Entries from a dataset of interfaces:
- - -
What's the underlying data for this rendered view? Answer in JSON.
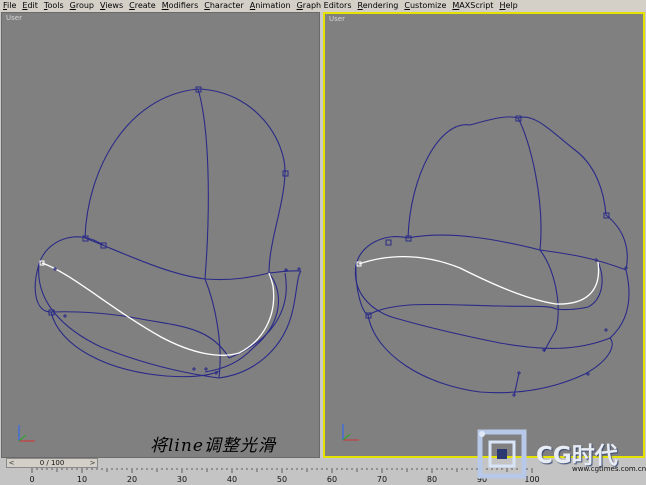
{
  "menu": [
    "File",
    "Edit",
    "Tools",
    "Group",
    "Views",
    "Create",
    "Modifiers",
    "Character",
    "Animation",
    "Graph Editors",
    "Rendering",
    "Customize",
    "MAXScript",
    "Help"
  ],
  "viewports": {
    "left": {
      "label": "User"
    },
    "right": {
      "label": "User"
    }
  },
  "caption": "将line调整光滑",
  "timeslider": {
    "frame": "0 / 100",
    "prev": "<",
    "next": ">"
  },
  "ruler": {
    "ticks": [
      "0",
      "10",
      "20",
      "30",
      "40",
      "50",
      "60",
      "70",
      "80",
      "90",
      "100"
    ]
  },
  "watermark": {
    "logo": "CG时代",
    "url": "www.cgtimes.com.cn"
  },
  "colors": {
    "spline": "#2a2a88",
    "selected_line": "#ffffff",
    "active_border": "#e6e200",
    "viewport_bg": "#808080"
  },
  "icons": [
    "axis-tripod-icon",
    "cg-logo-icon"
  ]
}
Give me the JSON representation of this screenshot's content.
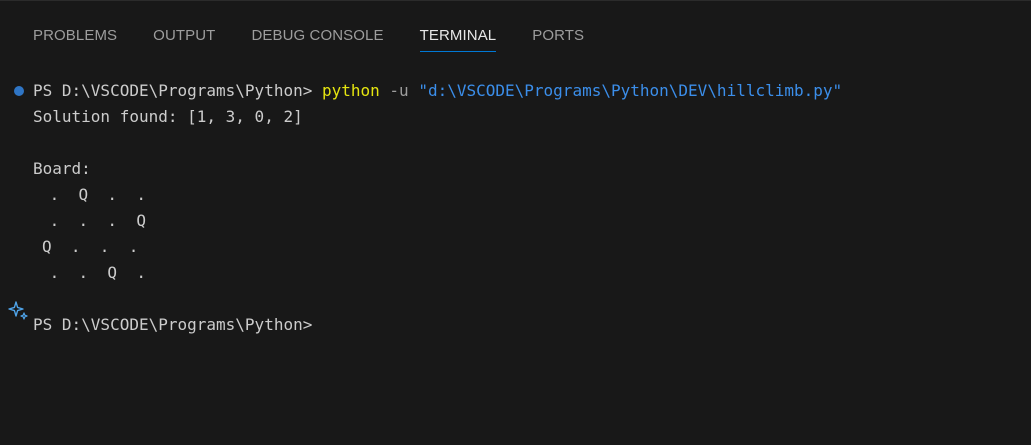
{
  "tabs": [
    {
      "label": "PROBLEMS"
    },
    {
      "label": "OUTPUT"
    },
    {
      "label": "DEBUG CONSOLE"
    },
    {
      "label": "TERMINAL",
      "active": true
    },
    {
      "label": "PORTS"
    }
  ],
  "terminal": {
    "prompt1": "PS D:\\VSCODE\\Programs\\Python> ",
    "command": "python",
    "flag": " -u ",
    "path_arg": "\"d:\\VSCODE\\Programs\\Python\\DEV\\hillclimb.py\"",
    "solution_line": "Solution found: [1, 3, 0, 2]",
    "board_label": "Board:",
    "board_rows": [
      " .  Q  .  .",
      " .  .  .  Q",
      "Q  .  .  .",
      " .  .  Q  ."
    ],
    "prompt2": "PS D:\\VSCODE\\Programs\\Python>"
  },
  "icons": {
    "status_dot": "circle-status-icon",
    "sparkle": "sparkle-icon"
  },
  "colors": {
    "background": "#181818",
    "tab_active_underline": "#0078d4",
    "command": "#e5e510",
    "string": "#3b8eea",
    "status_dot": "#3794ff"
  }
}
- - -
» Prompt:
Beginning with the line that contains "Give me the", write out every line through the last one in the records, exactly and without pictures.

» Exercise result:
Give me the JSON representation of this screenshot's content.
{
  "tabs": [
    {
      "label": "PROBLEMS"
    },
    {
      "label": "OUTPUT"
    },
    {
      "label": "DEBUG CONSOLE"
    },
    {
      "label": "TERMINAL",
      "active": true
    },
    {
      "label": "PORTS"
    }
  ],
  "terminal": {
    "prompt1": "PS D:\\VSCODE\\Programs\\Python> ",
    "command": "python",
    "flag": " -u ",
    "path_arg": "\"d:\\VSCODE\\Programs\\Python\\DEV\\hillclimb.py\"",
    "solution_line": "Solution found: [1, 3, 0, 2]",
    "board_label": "Board:",
    "board_rows": [
      " .  Q  .  .",
      " .  .  .  Q",
      "Q  .  .  .",
      " .  .  Q  ."
    ],
    "prompt2": "PS D:\\VSCODE\\Programs\\Python>"
  },
  "icons": {
    "status_dot": "circle-status-icon",
    "sparkle": "sparkle-icon"
  },
  "colors": {
    "background": "#181818",
    "tab_active_underline": "#0078d4",
    "command": "#e5e510",
    "string": "#3b8eea",
    "status_dot": "#3794ff"
  }
}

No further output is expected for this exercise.